MICHAEL D. SHEAR @
The weeklong feud between President Trump and a Democratic congresswoman after a soldierâÂÂs death might never have happened had either side followed convention.
San Bruno Explosion Hangs Over Pg&e Amid Wildfire Investigation - San Francisco Chronicle
Authorities suspect that downed PG&E power lines may have sparked the devastating wildfires in the North Bay that have so far killed 42 people. In the past dozen days, about 100,000 people have been evacuated statewide as 21 large fires decimated at least 8,400 structures and burned through more than 246,000 acres. Most of the damage was in PG&E’s vast service area.
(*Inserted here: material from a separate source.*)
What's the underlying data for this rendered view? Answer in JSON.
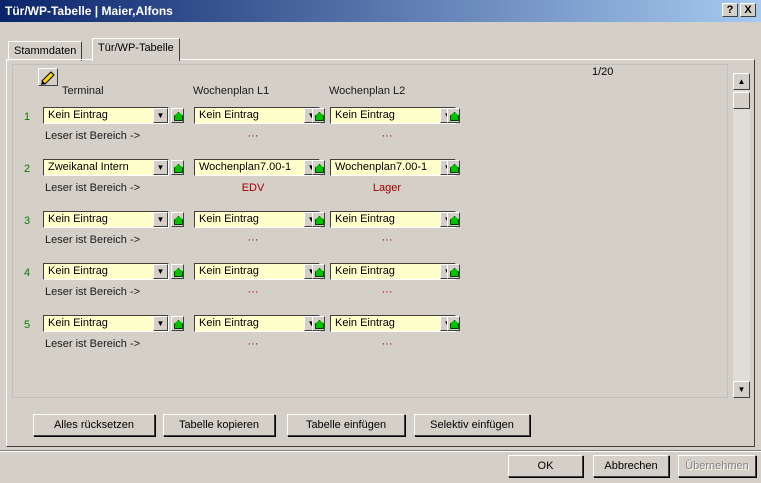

Bannon Rips Bush, Silicon Valley 'lords Of Technology' - Politico
Steve Bannon cast California as a linchpin in the fight to halt the spread of what he called the globalist and elitist agenda. | Frederic J. Brown/AFP/Getty Images
Millennials, Who Grew Up With The Internet, Accelerate Shift To Telecommuting - San Francisco Chronicle
As companies get more comfortable with telecommuting and the U.S. immigration system continues to tighten, workplaces may start to look a lot more like Paul Walsh’s startup — with most employees in different cities.
R&b Singer Miguel Headlines Concert In Adelanto Calling For End Of Immigrant Detention
Andrea Castillo @ latimes.com
Miguel did not give his specific views on immigration, but said his grandparents came to the U.S. to find work in the late 1960s, when his father was a toddler. He said he wants to learn more about the conditions inside immigrant detention facilities.
Khizr Khan: Families Of Fallen Soldiers In Niger Deserve 'dignity And Respect' - Politico
"They deserve utmost dignity and respect and privacy at this moment," said Khizr Khan, a Pakistani-American lawyer and gold star father, of other gold star families in light of recent comments made by President Donald Trump and others about the family of a U.S. service member killed in Niger. | Alex Brandon/AP Photo